The ruling affirms the decision of an appellate court to overturn the conviction of a southern California man, Patrick Kelly, who uses cannabis to treat a number of serious medical conditions, including hepatitis C, chronic back pain, and cirrhosis. A jury had concluded that the 12 ounces of dried cannabis and 7 plants Kelly had at his home exceeded the limits of 8 ounces and six mature plants established by the legislature's 2003 Medical Marijuana Program Act.
In an unusual twist, attorneys for both Kelly and the State of California told the court that the legislative limits on medical marijuana should be abolished as unconstitutional. Both parties also opposed the appellate court's invalidation of the entire statute, Health & Safety Code Section 11362.77, which protects ID cardholders from arrest and prosecution if they are in compliance with local or state guidelines. The state high court agreed, and reversed the appellate decision on the ID card program.
The California Supreme Court decision can be downloaded here.
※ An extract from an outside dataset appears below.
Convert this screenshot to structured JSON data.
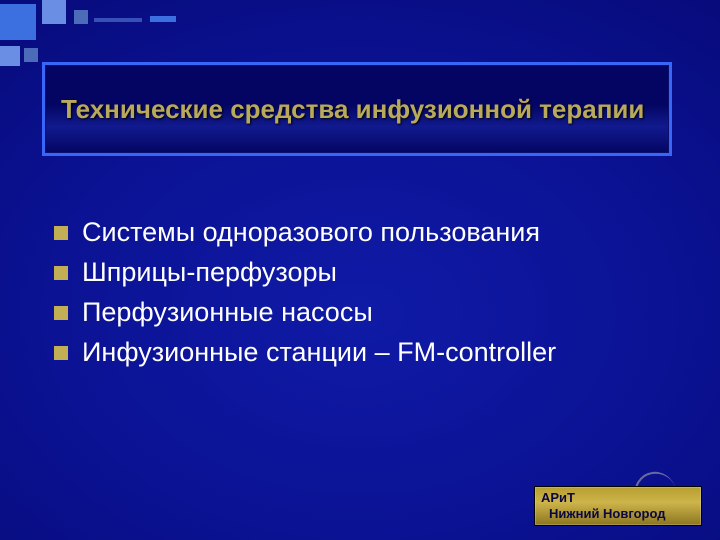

Restrictions on Locations May Be "Poison Pill"The second largest city in the U.S. has adopted regulations for the operation of medical cannabis dispensaries. After more than two years of lobbying by ASA and other patient advocates, the Los Angeles City Council passed an ordinance establishing rules for the operation of patient collectives and cooperatives that dispense medical cannabis.
"This is a bittersweet victory for medical marijuana patients in Los Angeles," said Don Duncan, who led the lobbying effort as ASA's California director. "We've fought hard for sound regulations, but this ordinance includes "poison-pill" restrictions that threaten to wipe out nearly all of the dispensaries in the city."
More than 500 medical cannabis dispensaries currently serve Los Angelenos. The new regulations limit the number of dispensaries that may operate in the city to 70, though the 137 dispensaries that were registered with the city two years ago, when the city council established an Interim Control Ordinance, can apply to remain open.
Among the new rules with which dispensaries must comply are restrictions on location. The ordinance establishes buffer zones of 1,000 feet around schools, parks, and other "sensitive use" locations, and prevents any dispensaries from being located adjacent to residential or mixed-use buildings.
"Dispensaries will be unable to locate in virtually any of the commercial zones in the city," said ASA spokesperson Kris Hermes. "They will be relegated to remote industrial zones, making access unnecessarily onerous for many patients."
The vast majority of registered dispensaries cannot comply with the ordinance's proximity restrictions and may be forced to move, but a concession won by ASA creates an exception for operators who can demonstrate they have been "good neighbors" in their current location.
Los Angeles joins more than 40 other cities and counties in California that have adopted regulations for the distribution of medical cannabis through patient collectives and cooperatives.
Prior to the forum, Lanette Davies of CPR urged members at the organization's meeting to attend, which she then followed up with an announcement of the forum on the ASA Sacramento email list. The result was that of the 50 people in attendance at the forum, a dozen were patients or advocates.
Questions for the candidates were selected by the League of women Voters from cards submitted by attendees. Thanks to the strong showing by CPR, 25-30 of the cards submitted had questions about medical cannabis, with two being presented to the candidates for sheriff.
Bret Daniels, a former sheriff's deputy, gave his full support. Jim Cooper, a captain in the department who is currently the mayor of Elk Grove, said he supports legitimate patients but feels there is too much abuse. Scott Jones, also a department captain, states he supports the law. The three men are seeking to replace Sheriff John McGinness, who is retiring after one term.
The forum has been broadcast twice on local cable channels.